Although the pilot shortage has mainly manifested in regional flight cancellations in the U.S., the largest Persian Gulf carrier, Emirates, is reportedly ready to park 18 percent of its fleet.
Parker shares the following in his article.
In early April, Emirates President Sir Tim Clark held a press conference in Hamburg, Germany. This was just a few days after the airline had announced they would be cutting flights to their destinations in Florida, causing many to speculate that maybe the Gulf carrier was expanding too quickly for their own good, maybe not carrying the loads necessary to continue the flights. But Clark revealed the real reason.
“We’re a tad short in pilots,” he said. “But should be alright by September or October.”
He went on to discuss the difficulties Emirates continues to have competing with the contracts Chinese carriers are offering pilots all over the world to come fly for them. Airlines across China regularly offer pilots contracts up to and surpassing $300,000 per year to take on a job there. Additionally, those contracts can often allow them to commute from homes around the world, something Emirates—like other Gulf carriers—does not offer.
Pilots, both in the UAE and here in the U.S. are worried at the ramifications of this move, as pilots for the Gulf carrier already report much more fatigue than their counterparts around the world as a result of their schedules.
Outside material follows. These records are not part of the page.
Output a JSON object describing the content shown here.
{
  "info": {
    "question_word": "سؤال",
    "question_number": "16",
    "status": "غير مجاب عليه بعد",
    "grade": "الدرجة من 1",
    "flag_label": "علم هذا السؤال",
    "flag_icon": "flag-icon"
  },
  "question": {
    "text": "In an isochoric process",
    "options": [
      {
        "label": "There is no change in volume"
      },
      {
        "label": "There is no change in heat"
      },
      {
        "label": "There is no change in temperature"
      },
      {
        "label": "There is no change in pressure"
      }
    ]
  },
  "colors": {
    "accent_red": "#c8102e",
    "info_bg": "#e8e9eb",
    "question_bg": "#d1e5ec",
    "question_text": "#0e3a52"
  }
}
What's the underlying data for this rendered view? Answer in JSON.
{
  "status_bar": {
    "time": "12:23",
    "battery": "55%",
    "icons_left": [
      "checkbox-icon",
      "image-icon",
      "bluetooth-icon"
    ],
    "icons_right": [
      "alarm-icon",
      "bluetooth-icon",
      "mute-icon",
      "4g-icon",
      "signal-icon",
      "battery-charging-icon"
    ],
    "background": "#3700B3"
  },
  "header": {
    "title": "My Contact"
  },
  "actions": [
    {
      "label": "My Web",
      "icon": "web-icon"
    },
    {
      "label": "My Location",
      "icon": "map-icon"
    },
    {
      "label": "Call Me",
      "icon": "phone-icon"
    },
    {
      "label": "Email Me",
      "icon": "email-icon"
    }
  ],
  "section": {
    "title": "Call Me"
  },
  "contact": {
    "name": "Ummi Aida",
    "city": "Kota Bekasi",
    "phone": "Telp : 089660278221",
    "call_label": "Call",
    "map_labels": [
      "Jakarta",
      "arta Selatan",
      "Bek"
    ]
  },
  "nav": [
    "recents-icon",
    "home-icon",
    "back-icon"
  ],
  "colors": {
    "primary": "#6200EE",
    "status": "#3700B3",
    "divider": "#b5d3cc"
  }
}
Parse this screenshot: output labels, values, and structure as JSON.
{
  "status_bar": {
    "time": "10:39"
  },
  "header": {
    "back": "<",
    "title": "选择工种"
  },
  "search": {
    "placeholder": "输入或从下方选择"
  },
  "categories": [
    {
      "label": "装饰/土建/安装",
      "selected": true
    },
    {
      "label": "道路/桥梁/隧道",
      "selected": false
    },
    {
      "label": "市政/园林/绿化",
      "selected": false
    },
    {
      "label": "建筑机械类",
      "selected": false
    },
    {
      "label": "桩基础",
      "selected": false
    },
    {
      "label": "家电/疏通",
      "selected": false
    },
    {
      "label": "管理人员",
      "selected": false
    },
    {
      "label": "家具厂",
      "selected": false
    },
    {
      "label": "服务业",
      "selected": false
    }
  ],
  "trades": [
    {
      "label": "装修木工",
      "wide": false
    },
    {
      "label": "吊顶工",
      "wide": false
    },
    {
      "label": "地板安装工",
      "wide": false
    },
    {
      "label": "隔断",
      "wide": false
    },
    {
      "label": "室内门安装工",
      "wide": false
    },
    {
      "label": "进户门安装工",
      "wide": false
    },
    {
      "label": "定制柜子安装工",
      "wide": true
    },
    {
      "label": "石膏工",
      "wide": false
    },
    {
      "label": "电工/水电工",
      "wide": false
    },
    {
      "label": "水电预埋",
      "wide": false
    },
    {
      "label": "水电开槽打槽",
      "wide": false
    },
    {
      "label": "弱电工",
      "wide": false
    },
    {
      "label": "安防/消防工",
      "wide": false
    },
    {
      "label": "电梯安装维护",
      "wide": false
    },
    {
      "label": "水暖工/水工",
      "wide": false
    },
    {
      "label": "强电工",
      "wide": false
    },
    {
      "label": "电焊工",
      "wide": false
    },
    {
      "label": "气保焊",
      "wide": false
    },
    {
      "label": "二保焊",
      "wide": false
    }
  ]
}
So with now reduced rest, already short layovers, and odd flight times, many are not yet sure how much further Emirates can stretch their pilots before it truly becomes an issue.